In order to feed the world’s population, plants such as rice, grain or sugar cane are cultivated all over the world. After harvesting the edible plant components, leaves, stems, etc. remain as agricultural waste. It makes up about 80 % of the plant material and is usually burnt. This waste is now used for the production of paper, which can be recycled up to seven times, just like conventional wood fibre paper. Furthermore, due to its natural components, the sweet grass paper is both industrially and home compostable (Certified according to DIN CERTO). This can help to counteract the deforestation of millions of hectares of forests that are still needed for paper and cardboard production. With only about 1.8% of the annual agricultural waste, the entire annual paper and cardboard demand can be covered throughout Europe.
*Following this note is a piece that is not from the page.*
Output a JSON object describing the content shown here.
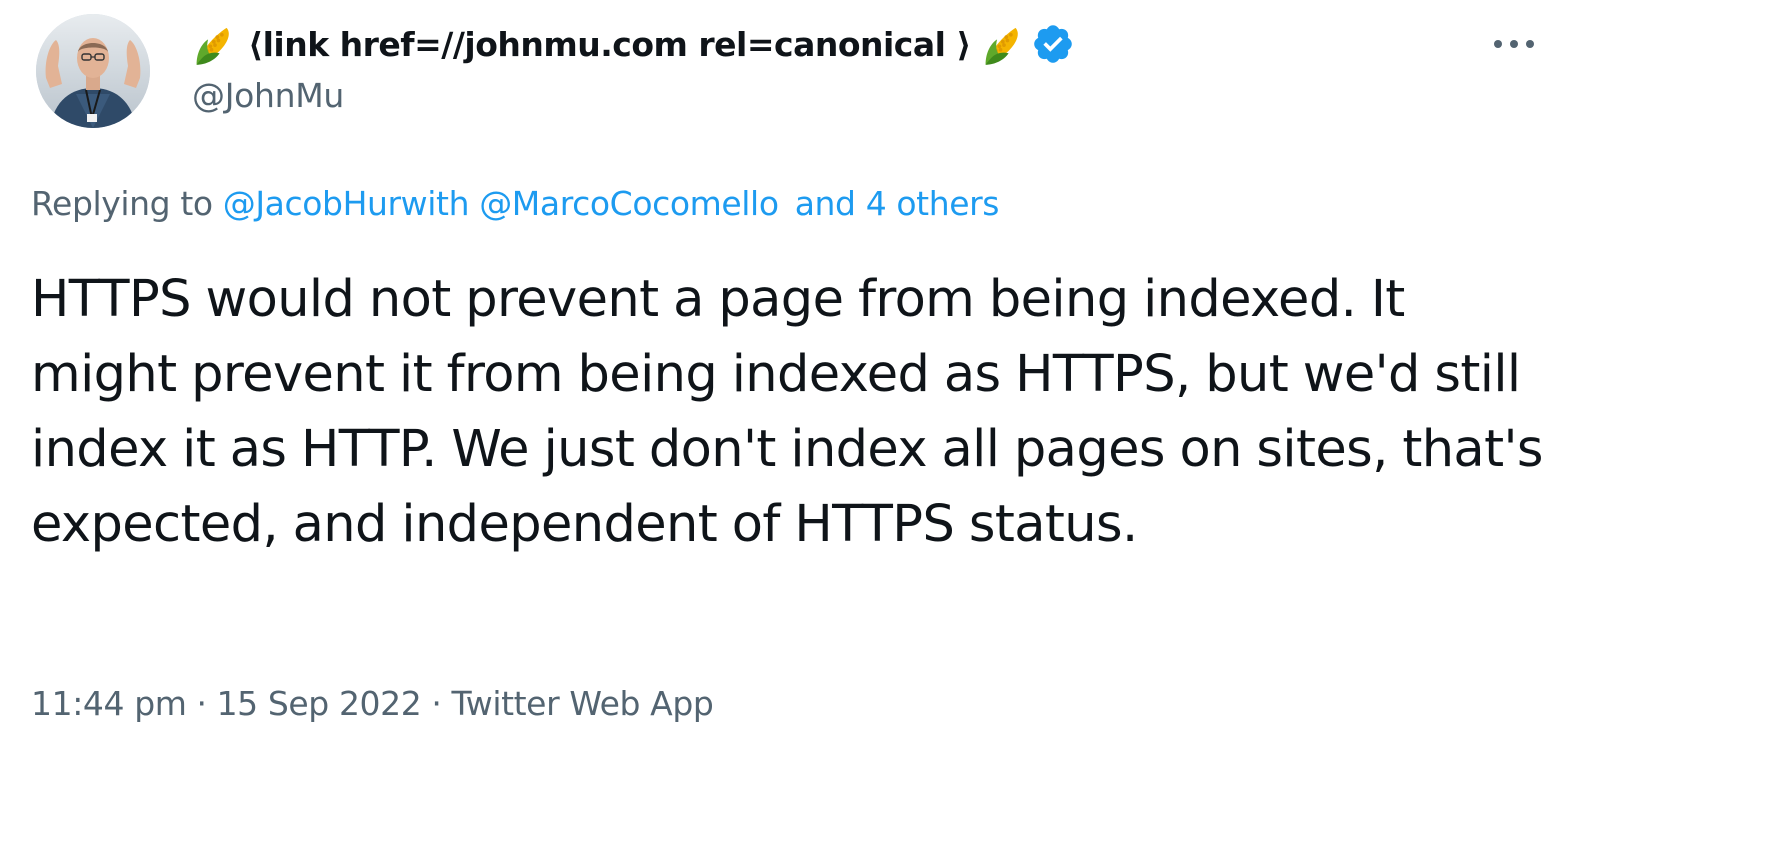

Sweet grass paper from India

The paper mill has its headquarters in Kagithapuram, in the province of Tamil Nadu in the south of India. This location is well chosen because a large part of the agricultural waste is generated there and can therefore be used directly locally. Through cooperation with thousands of local small farmers, the world’s largest paper mill using agricultural waste has been built there. This prevents the annual deforestation of an area of forest equivalent to over 20,000 football pitches or the size of the municipality of Amsterdam.

LCA environmental study on sweet grass paper 

The environmental study carried out by IVAM University Amsterdam compares the environmental impact of FSC paper, recycled paper and sweet grass paper. The criteria are the use of raw materials, chemicals, water, energy, technology and waste, and their environmental impact during the product’s life cycle. It considers the entire production chain from the production of the raw material, paper manufacturing, packaging and transport in accordance with the ISO 14040 and 14044 standards and is divided into three main indicators: human health, ecological diversity and availability of raw materials. Then, LCA (Life Cycle Analysis Points) are calculated for each type of paper analysed using 17 subordinate indicators. These consider, among other things, ecotoxicity to soil, water and people, smog formation, consumption of fossil resources, acidification of soils, etc.

This overall assessment shows that the environmental impact of sweet grass paper is 47% less than that of FSC paper and 26% less than that of recycled paper.